• _RECORDS SUPPLIED_
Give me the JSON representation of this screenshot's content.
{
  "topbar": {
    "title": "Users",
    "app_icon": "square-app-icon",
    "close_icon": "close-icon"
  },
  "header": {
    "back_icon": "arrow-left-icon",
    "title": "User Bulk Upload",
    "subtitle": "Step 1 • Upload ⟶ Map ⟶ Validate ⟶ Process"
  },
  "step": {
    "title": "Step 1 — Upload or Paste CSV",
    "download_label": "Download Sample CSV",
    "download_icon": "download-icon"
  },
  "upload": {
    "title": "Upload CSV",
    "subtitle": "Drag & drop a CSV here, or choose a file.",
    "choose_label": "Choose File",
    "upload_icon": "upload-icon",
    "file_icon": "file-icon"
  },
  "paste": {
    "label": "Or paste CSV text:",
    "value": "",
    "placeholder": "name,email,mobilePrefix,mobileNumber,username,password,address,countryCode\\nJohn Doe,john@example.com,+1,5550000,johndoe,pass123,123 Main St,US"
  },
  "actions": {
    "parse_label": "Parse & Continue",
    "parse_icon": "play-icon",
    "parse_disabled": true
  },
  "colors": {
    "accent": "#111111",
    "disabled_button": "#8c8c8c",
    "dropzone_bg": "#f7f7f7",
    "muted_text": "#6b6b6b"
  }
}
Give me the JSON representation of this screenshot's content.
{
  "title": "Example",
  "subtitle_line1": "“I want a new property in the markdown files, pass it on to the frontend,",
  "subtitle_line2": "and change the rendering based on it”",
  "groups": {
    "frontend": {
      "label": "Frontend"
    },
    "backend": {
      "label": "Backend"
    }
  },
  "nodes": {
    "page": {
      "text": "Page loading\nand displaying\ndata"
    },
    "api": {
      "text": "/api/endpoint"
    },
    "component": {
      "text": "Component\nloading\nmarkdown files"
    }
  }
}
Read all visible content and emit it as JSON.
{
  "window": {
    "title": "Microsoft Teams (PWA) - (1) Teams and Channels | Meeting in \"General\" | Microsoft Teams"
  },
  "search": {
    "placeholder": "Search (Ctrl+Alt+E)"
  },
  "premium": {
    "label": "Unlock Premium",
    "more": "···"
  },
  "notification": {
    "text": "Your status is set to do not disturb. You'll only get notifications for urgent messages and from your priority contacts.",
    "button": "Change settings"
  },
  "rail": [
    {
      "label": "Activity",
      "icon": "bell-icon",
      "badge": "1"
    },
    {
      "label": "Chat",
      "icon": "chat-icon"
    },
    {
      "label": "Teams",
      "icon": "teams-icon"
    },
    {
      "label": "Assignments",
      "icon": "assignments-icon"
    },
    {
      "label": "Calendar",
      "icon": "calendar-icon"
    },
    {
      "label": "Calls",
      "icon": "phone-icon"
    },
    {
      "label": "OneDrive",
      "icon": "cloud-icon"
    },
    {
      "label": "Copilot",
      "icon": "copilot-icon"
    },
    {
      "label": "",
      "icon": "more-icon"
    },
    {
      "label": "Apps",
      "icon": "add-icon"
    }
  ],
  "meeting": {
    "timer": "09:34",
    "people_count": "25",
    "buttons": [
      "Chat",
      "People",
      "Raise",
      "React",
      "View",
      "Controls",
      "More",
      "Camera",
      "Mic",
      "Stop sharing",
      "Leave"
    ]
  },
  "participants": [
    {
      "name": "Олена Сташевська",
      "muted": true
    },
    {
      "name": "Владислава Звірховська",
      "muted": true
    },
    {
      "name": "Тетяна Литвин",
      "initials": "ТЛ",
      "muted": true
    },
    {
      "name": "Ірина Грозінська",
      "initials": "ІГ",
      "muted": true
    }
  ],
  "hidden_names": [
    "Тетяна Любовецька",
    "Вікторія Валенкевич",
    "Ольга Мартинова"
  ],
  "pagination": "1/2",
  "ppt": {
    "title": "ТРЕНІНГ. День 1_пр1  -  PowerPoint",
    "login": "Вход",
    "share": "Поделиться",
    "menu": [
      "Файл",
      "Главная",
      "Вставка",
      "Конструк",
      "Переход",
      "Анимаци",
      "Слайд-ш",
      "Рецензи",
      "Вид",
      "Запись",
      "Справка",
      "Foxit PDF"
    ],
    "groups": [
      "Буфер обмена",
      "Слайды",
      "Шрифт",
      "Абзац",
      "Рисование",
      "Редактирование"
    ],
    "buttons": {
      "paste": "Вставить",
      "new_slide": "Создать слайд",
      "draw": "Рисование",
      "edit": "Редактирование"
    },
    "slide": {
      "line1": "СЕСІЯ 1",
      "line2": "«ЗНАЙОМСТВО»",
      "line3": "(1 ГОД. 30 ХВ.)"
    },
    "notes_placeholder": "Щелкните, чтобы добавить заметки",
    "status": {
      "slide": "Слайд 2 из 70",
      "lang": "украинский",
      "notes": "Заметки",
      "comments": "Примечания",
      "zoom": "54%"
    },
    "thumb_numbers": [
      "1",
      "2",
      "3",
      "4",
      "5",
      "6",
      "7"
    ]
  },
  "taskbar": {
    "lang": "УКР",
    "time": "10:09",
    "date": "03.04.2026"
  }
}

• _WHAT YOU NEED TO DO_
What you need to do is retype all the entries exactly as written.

• _TASK RESPONSE_
Give me the JSON representation of this screenshot's content.
{
  "topbar": {
    "title": "Users",
    "app_icon": "square-app-icon",
    "close_icon": "close-icon"
  },
  "header": {
    "back_icon": "arrow-left-icon",
    "title": "User Bulk Upload",
    "subtitle": "Step 1 • Upload ⟶ Map ⟶ Validate ⟶ Process"
  },
  "step": {
    "title": "Step 1 — Upload or Paste CSV",
    "download_label": "Download Sample CSV",
    "download_icon": "download-icon"
  },
  "upload": {
    "title": "Upload CSV",
    "subtitle": "Drag & drop a CSV here, or choose a file.",
    "choose_label": "Choose File",
    "upload_icon": "upload-icon",
    "file_icon": "file-icon"
  },
  "paste": {
    "label": "Or paste CSV text:",
    "value": "",
    "placeholder": "name,email,mobilePrefix,mobileNumber,username,password,address,countryCode\\nJohn Doe,john@example.com,+1,5550000,johndoe,pass123,123 Main St,US"
  },
  "actions": {
    "parse_label": "Parse & Continue",
    "parse_icon": "play-icon",
    "parse_disabled": true
  },
  "colors": {
    "accent": "#111111",
    "disabled_button": "#8c8c8c",
    "dropzone_bg": "#f7f7f7",
    "muted_text": "#6b6b6b"
  }
}
Give me the JSON representation of this screenshot's content.
{
  "title": "Example",
  "subtitle_line1": "“I want a new property in the markdown files, pass it on to the frontend,",
  "subtitle_line2": "and change the rendering based on it”",
  "groups": {
    "frontend": {
      "label": "Frontend"
    },
    "backend": {
      "label": "Backend"
    }
  },
  "nodes": {
    "page": {
      "text": "Page loading\nand displaying\ndata"
    },
    "api": {
      "text": "/api/endpoint"
    },
    "component": {
      "text": "Component\nloading\nmarkdown files"
    }
  }
}
Read all visible content and emit it as JSON.
{
  "window": {
    "title": "Microsoft Teams (PWA) - (1) Teams and Channels | Meeting in \"General\" | Microsoft Teams"
  },
  "search": {
    "placeholder": "Search (Ctrl+Alt+E)"
  },
  "premium": {
    "label": "Unlock Premium",
    "more": "···"
  },
  "notification": {
    "text": "Your status is set to do not disturb. You'll only get notifications for urgent messages and from your priority contacts.",
    "button": "Change settings"
  },
  "rail": [
    {
      "label": "Activity",
      "icon": "bell-icon",
      "badge": "1"
    },
    {
      "label": "Chat",
      "icon": "chat-icon"
    },
    {
      "label": "Teams",
      "icon": "teams-icon"
    },
    {
      "label": "Assignments",
      "icon": "assignments-icon"
    },
    {
      "label": "Calendar",
      "icon": "calendar-icon"
    },
    {
      "label": "Calls",
      "icon": "phone-icon"
    },
    {
      "label": "OneDrive",
      "icon": "cloud-icon"
    },
    {
      "label": "Copilot",
      "icon": "copilot-icon"
    },
    {
      "label": "",
      "icon": "more-icon"
    },
    {
      "label": "Apps",
      "icon": "add-icon"
    }
  ],
  "meeting": {
    "timer": "09:34",
    "people_count": "25",
    "buttons": [
      "Chat",
      "People",
      "Raise",
      "React",
      "View",
      "Controls",
      "More",
      "Camera",
      "Mic",
      "Stop sharing",
      "Leave"
    ]
  },
  "participants": [
    {
      "name": "Олена Сташевська",
      "muted": true
    },
    {
      "name": "Владислава Звірховська",
      "muted": true
    },
    {
      "name": "Тетяна Литвин",
      "initials": "ТЛ",
      "muted": true
    },
    {
      "name": "Ірина Грозінська",
      "initials": "ІГ",
      "muted": true
    }
  ],
  "hidden_names": [
    "Тетяна Любовецька",
    "Вікторія Валенкевич",
    "Ольга Мартинова"
  ],
  "pagination": "1/2",
  "ppt": {
    "title": "ТРЕНІНГ. День 1_пр1  -  PowerPoint",
    "login": "Вход",
    "share": "Поделиться",
    "menu": [
      "Файл",
      "Главная",
      "Вставка",
      "Конструк",
      "Переход",
      "Анимаци",
      "Слайд-ш",
      "Рецензи",
      "Вид",
      "Запись",
      "Справка",
      "Foxit PDF"
    ],
    "groups": [
      "Буфер обмена",
      "Слайды",
      "Шрифт",
      "Абзац",
      "Рисование",
      "Редактирование"
    ],
    "buttons": {
      "paste": "Вставить",
      "new_slide": "Создать слайд",
      "draw": "Рисование",
      "edit": "Редактирование"
    },
    "slide": {
      "line1": "СЕСІЯ 1",
      "line2": "«ЗНАЙОМСТВО»",
      "line3": "(1 ГОД. 30 ХВ.)"
    },
    "notes_placeholder": "Щелкните, чтобы добавить заметки",
    "status": {
      "slide": "Слайд 2 из 70",
      "lang": "украинский",
      "notes": "Заметки",
      "comments": "Примечания",
      "zoom": "54%"
    },
    "thumb_numbers": [
      "1",
      "2",
      "3",
      "4",
      "5",
      "6",
      "7"
    ]
  },
  "taskbar": {
    "lang": "УКР",
    "time": "10:09",
    "date": "03.04.2026"
  }
}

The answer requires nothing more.